Jewish tradition is about confronting rather than denying negative events, not to be morbid, but as a way to reconcile with one’s past in order to move forward.
Accounting for how our minds and bodies sync up during moments of care and concern helps us understand how we can perform hesed – acts of loving-kindness.
The vulnerabilities of illness do not define the person, but require that they receive extra care.
Right now we are living with communal grief, if not also personal grief.

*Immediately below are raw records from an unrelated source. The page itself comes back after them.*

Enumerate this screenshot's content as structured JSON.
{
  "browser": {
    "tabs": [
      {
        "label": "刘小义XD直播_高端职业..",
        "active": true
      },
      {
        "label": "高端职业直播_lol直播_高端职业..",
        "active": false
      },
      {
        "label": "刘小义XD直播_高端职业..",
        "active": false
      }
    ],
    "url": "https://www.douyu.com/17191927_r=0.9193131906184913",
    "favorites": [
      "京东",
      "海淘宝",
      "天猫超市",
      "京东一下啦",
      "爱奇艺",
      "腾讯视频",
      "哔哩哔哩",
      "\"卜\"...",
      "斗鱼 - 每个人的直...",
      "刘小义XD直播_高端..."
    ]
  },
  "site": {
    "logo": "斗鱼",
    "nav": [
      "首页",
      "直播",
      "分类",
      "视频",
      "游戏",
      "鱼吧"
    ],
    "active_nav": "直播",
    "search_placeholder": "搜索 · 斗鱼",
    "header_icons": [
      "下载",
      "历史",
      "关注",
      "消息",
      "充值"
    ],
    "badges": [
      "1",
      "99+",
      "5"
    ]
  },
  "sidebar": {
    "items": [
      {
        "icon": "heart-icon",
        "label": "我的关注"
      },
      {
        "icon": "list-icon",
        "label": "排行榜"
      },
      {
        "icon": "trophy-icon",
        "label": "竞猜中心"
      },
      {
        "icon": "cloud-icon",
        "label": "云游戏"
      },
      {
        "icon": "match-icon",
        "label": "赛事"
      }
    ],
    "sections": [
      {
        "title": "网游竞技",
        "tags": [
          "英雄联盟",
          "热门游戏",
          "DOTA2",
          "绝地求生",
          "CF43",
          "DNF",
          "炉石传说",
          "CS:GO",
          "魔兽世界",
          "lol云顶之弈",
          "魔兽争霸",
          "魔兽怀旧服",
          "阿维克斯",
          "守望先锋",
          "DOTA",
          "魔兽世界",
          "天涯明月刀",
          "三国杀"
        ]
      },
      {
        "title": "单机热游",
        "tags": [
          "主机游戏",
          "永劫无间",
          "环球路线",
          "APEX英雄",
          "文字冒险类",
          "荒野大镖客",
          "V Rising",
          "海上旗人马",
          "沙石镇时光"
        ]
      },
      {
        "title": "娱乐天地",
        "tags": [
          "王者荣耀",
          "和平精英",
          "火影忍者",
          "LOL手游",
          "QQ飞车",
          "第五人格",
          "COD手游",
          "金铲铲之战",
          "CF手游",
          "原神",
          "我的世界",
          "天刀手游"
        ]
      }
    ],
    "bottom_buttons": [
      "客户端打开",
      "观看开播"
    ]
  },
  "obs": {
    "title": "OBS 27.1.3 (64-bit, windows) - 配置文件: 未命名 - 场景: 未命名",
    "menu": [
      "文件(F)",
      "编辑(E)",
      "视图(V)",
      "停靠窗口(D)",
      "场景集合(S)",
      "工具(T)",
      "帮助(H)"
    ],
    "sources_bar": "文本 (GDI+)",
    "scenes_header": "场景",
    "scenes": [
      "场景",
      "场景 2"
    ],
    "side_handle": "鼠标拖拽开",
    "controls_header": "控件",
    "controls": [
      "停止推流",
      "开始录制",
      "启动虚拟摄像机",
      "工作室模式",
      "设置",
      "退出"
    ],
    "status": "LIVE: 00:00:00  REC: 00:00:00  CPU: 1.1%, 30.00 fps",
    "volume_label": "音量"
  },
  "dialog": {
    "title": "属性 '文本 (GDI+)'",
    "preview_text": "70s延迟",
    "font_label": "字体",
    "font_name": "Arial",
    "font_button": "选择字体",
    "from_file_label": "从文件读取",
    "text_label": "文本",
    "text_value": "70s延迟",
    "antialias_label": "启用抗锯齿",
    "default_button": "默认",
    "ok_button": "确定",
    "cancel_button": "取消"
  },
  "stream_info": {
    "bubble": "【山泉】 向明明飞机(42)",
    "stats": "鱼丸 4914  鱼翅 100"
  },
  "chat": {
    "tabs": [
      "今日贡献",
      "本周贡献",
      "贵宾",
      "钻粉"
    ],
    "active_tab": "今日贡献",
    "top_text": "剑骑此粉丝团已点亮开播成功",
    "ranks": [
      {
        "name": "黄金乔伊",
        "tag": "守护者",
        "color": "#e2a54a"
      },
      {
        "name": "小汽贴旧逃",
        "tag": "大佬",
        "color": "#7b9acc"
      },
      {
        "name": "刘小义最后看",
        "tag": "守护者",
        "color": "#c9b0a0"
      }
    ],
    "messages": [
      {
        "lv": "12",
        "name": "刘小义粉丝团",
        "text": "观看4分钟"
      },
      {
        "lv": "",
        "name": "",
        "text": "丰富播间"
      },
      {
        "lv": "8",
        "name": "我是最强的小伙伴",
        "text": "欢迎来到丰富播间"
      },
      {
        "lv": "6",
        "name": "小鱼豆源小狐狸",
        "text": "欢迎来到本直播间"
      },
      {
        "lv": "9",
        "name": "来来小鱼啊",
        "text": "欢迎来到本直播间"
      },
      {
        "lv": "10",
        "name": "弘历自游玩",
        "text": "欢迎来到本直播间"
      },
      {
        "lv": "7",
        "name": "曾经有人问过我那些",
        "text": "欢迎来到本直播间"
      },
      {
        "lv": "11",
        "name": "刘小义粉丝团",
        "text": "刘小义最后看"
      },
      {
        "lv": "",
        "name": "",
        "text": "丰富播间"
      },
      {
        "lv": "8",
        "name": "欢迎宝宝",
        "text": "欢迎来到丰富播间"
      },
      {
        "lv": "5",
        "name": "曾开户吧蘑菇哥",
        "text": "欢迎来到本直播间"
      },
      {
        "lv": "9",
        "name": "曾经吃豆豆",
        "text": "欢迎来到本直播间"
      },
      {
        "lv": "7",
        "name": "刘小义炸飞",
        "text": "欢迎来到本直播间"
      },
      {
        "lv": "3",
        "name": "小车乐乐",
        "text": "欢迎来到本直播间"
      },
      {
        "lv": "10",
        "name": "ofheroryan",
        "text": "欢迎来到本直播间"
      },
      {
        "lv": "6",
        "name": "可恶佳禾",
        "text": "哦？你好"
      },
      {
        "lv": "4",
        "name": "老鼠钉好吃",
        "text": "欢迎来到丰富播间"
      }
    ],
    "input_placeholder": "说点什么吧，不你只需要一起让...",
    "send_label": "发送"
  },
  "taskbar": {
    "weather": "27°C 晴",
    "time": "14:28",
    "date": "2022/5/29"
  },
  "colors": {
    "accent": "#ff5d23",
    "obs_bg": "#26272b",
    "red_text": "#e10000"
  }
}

It is hard to see our holiness, but it is there.
I kept waking up at night with the image of field hospitals in my head and thinking, “We’re going to have to build field hospitals.” My only experience with field hospitals was watching M*A*S*H* and seeing news reports from other countries in crisis.
Answering difficult questions about the world and comforting people in a time of need requires the best wisdom from both religion and science.